*** Source data
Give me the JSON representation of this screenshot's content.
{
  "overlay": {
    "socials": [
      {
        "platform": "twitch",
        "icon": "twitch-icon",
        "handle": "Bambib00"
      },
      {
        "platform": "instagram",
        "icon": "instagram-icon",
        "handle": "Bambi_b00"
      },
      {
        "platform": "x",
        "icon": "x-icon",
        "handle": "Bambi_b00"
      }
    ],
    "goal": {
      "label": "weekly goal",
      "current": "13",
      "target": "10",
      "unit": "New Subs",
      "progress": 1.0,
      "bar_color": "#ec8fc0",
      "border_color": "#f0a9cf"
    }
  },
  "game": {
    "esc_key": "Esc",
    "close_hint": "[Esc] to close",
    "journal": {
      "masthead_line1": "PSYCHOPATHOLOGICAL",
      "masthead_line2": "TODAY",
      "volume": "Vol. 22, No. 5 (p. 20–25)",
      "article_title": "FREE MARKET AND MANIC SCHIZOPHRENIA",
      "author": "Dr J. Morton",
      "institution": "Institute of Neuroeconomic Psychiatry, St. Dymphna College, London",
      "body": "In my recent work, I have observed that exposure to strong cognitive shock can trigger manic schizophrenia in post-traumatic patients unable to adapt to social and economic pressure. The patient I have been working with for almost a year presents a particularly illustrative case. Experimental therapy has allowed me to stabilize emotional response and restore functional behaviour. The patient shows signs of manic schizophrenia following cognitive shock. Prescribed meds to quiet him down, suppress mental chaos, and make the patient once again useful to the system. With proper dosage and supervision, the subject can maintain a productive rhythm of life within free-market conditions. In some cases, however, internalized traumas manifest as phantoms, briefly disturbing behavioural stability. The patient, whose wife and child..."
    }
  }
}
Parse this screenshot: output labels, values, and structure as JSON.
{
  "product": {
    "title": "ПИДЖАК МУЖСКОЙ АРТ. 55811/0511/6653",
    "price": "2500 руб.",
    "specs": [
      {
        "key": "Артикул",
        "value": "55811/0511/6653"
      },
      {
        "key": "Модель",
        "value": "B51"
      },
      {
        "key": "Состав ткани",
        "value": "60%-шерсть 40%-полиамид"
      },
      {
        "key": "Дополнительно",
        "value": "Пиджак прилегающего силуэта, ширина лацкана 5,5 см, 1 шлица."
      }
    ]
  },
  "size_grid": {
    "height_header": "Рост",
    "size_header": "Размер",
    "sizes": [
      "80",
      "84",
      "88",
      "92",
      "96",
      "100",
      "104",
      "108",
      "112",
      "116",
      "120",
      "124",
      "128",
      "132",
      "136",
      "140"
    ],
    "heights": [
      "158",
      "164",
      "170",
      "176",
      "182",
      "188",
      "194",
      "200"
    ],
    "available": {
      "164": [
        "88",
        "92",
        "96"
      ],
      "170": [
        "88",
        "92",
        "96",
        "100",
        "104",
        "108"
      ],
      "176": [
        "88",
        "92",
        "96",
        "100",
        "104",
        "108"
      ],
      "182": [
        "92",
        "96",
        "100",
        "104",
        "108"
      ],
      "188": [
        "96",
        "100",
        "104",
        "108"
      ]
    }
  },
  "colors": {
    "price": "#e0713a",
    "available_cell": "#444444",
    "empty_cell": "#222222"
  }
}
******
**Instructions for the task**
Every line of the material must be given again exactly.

**Task response**
Give me the JSON representation of this screenshot's content.
{
  "overlay": {
    "socials": [
      {
        "platform": "twitch",
        "icon": "twitch-icon",
        "handle": "Bambib00"
      },
      {
        "platform": "instagram",
        "icon": "instagram-icon",
        "handle": "Bambi_b00"
      },
      {
        "platform": "x",
        "icon": "x-icon",
        "handle": "Bambi_b00"
      }
    ],
    "goal": {
      "label": "weekly goal",
      "current": "13",
      "target": "10",
      "unit": "New Subs",
      "progress": 1.0,
      "bar_color": "#ec8fc0",
      "border_color": "#f0a9cf"
    }
  },
  "game": {
    "esc_key": "Esc",
    "close_hint": "[Esc] to close",
    "journal": {
      "masthead_line1": "PSYCHOPATHOLOGICAL",
      "masthead_line2": "TODAY",
      "volume": "Vol. 22, No. 5 (p. 20–25)",
      "article_title": "FREE MARKET AND MANIC SCHIZOPHRENIA",
      "author": "Dr J. Morton",
      "institution": "Institute of Neuroeconomic Psychiatry, St. Dymphna College, London",
      "body": "In my recent work, I have observed that exposure to strong cognitive shock can trigger manic schizophrenia in post-traumatic patients unable to adapt to social and economic pressure. The patient I have been working with for almost a year presents a particularly illustrative case. Experimental therapy has allowed me to stabilize emotional response and restore functional behaviour. The patient shows signs of manic schizophrenia following cognitive shock. Prescribed meds to quiet him down, suppress mental chaos, and make the patient once again useful to the system. With proper dosage and supervision, the subject can maintain a productive rhythm of life within free-market conditions. In some cases, however, internalized traumas manifest as phantoms, briefly disturbing behavioural stability. The patient, whose wife and child..."
    }
  }
}
Parse this screenshot: output labels, values, and structure as JSON.
{
  "product": {
    "title": "ПИДЖАК МУЖСКОЙ АРТ. 55811/0511/6653",
    "price": "2500 руб.",
    "specs": [
      {
        "key": "Артикул",
        "value": "55811/0511/6653"
      },
      {
        "key": "Модель",
        "value": "B51"
      },
      {
        "key": "Состав ткани",
        "value": "60%-шерсть 40%-полиамид"
      },
      {
        "key": "Дополнительно",
        "value": "Пиджак прилегающего силуэта, ширина лацкана 5,5 см, 1 шлица."
      }
    ]
  },
  "size_grid": {
    "height_header": "Рост",
    "size_header": "Размер",
    "sizes": [
      "80",
      "84",
      "88",
      "92",
      "96",
      "100",
      "104",
      "108",
      "112",
      "116",
      "120",
      "124",
      "128",
      "132",
      "136",
      "140"
    ],
    "heights": [
      "158",
      "164",
      "170",
      "176",
      "182",
      "188",
      "194",
      "200"
    ],
    "available": {
      "164": [
        "88",
        "92",
        "96"
      ],
      "170": [
        "88",
        "92",
        "96",
        "100",
        "104",
        "108"
      ],
      "176": [
        "88",
        "92",
        "96",
        "100",
        "104",
        "108"
      ],
      "182": [
        "92",
        "96",
        "100",
        "104",
        "108"
      ],
      "188": [
        "96",
        "100",
        "104",
        "108"
      ]
    }
  },
  "colors": {
    "price": "#e0713a",
    "available_cell": "#444444",
    "empty_cell": "#222222"
  }
}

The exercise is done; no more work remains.